Quick searches can also be performed in some browsers by entering a shortcut and search terms in lieu of a URL. For example, by associating the shortcut “w” with Wikipedia, “w cake” can be entered into the address bar to navigate directly to the Wikipedia article for cake. This feature is available in Firefox, Opera and Google Chrome.
My adress bar dissapeared also and i got it back by going to VIEW, TOOLBARS, place a check by ADRESS BAR then you should see in the top, right corner: Adress. right click it and un check LOCK THE TOOL BARS. Then you should see a thin line across the rest of the standard buttons, place the curser on it and moove it up and down untill you see a two sided erow then drag the thin line untill you see the adress bar. hope this works
I have the same issue with the green lock turning grey with yellow triangle. This happens on every single email no matter what, i refresh the page it goes green and click on email then right back where i strarted with the yellow warning sign. This has been happening for several years i believe. Do i need to get away from yahoo?? It seems this may have started when there was virus going around through yahoo but it’s been going so long i have forgotten.
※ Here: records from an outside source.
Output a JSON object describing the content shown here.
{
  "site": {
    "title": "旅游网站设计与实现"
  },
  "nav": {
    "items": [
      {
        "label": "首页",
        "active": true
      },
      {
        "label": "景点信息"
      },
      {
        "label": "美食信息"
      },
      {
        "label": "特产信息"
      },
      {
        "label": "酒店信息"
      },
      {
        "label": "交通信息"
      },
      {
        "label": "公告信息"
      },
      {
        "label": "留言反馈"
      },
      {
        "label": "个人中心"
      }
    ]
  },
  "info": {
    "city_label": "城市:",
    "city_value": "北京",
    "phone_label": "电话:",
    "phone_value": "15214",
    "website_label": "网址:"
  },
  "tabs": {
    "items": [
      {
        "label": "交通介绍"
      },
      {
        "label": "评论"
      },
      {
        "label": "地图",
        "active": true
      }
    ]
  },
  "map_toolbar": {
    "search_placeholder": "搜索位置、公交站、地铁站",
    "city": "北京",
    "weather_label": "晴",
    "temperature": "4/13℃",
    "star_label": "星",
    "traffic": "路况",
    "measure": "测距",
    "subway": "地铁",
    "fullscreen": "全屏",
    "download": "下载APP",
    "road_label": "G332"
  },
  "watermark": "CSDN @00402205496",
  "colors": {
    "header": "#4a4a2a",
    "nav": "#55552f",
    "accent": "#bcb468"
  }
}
Possibly time to ditch yahoo?……….Thank you for any imput.
Important: Internet Explorer blocks non-secure content by default and is set to prompt you when this is happening. Changing this setting may make your computer vulnerable to viral, fraudulent or malicious attacks. Microsoft does not recommend that you attempt to change this setting. Modify this setting at your own risk.
For those that have tried to deploy SSL, myself included, there are a number of issues to be mindful of. The most common seems to be with how assets (i.e., images, css, etc…) are being loaded once you make the switch. I went ahead and put together a little tutorial to hopefully reduce the potential anxiety you might feel with this undertaking. This will be especially important if you are using our Sucuri Firewall.
A bit of difficulty downloading Administrative certificate, resolved by Jestine in Portsmouth, NH. Then a couple of questions on the first personalsign certificate issued, again resolved quickly. Everything has worked well since! Very happy!